A firefighting chemical banned from manufacture has been repeatedly leaked from Devonport Naval Base.
The eight leaks of halon – described as a powerful global warming agent – were among nearly 150 hazardous chemical spills investigated at the Auckland base in the past decade.
They included a 500l spill from a wastewater tank and an 800m slick of firefighting foam in the ocean after it washed off the deck of a ship.
Also investigated was a caustic soda mishap after a beer keg line burst during cleaning, according to a document obtained under the Official Information Act.
HUGE OZONE DEPLETION POTENTIAL
The 'halon' leaked at Devonport was one of a group of substances known as halons, which occupy a legal twilight zone in New Zealand.
It is prohibited under law because of its huge potential for depleting the ozone layer.
But halon remains mandatory in some aircraft firefighting systems because it is very lightweight and effective, though work is underway to fully phase it out.
A Defence Force spokeswoman said recycled halon is used as a firefighting medium aboard the two ANZAC Class frigates.
Manufacturing any new halon was banned by international treaty, so stocks are slowly depleting.
An Environmental Protection Agency (EPA) spokesman said halon can only be imported by applying for special 12-month exemption permits.

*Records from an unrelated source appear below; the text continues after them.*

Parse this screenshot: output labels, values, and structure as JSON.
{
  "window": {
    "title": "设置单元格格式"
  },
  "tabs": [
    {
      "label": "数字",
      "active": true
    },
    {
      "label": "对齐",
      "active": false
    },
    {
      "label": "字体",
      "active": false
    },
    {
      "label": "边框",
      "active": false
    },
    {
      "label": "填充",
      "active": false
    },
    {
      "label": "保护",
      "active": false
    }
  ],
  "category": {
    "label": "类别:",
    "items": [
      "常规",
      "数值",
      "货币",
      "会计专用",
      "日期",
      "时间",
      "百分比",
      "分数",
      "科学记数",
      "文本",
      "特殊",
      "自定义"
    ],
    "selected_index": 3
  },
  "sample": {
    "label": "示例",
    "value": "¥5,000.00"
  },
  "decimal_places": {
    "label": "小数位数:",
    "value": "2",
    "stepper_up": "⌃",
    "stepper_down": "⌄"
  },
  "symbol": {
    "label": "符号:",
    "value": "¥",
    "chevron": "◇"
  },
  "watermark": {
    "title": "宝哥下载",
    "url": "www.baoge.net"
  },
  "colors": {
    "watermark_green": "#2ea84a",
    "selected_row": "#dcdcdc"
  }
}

ENVIRONMENTAL PROTECTION AGENCY UNAWARE
Since August 2017 eight halon leaks sparked investigations at Devonport Naval Base, home of the Royal New Zealand Navy.
They included an incident where a valve on a 10kg cylinder popped off and the halon inside was lost to the atmosphere.
In another instance, 35kg leaked through a bursting disc on its container.
The leaks came as news to the EPA.
A spokesman said the agency was not notified of them because it was not a legal requirement under the Ozone Layer Protection Act (OPLA) at the time.
However, it recently introduced a notification requirement when issuing halon exemption permits, the spokesman said.
"The leaks that you refer to occurred before the introduction of this requirement by the EPA."
A LITANY OF LEAKS
The Official Information Act response from Defence Force headquarters chief of staff Air Commodore A.J. Woods revealed 149 chemical spills were investigated at Devonport Naval Base in the past decade.
Among them was a 2010 incident where firefighting foam washed off the deck of a ship and resulted in an 800m slick in the sea.
Two years later, an incident was recorded simply as "cleaning with caustic soda, beer line burst, spilled".
The outcome of that investigation, as with the others, remains unknown, as Defence refused to release the 149 investigation reports by Navy Occupational Safety and Health, citing the substantial collation and research required.
In October 2012, a "sewage treatment plant spill" resulted in a 250sqm slick at sea.
A Defence spokeswoman said the material was a bilge diesel mixture and the spill was reported to Auckland Harbourmaster.
In another incident subject to an investigation, 500l was spilled from a wastewater tank at the base in February 2015
All spills into the sea spurred a notification to the Harbourmaster or Maritime NZ, the spokeswoman said.
In 2018, Stuff reported toxic firefighting foam, used in training, had contaminated the ground and the shoreline near the Devonport base.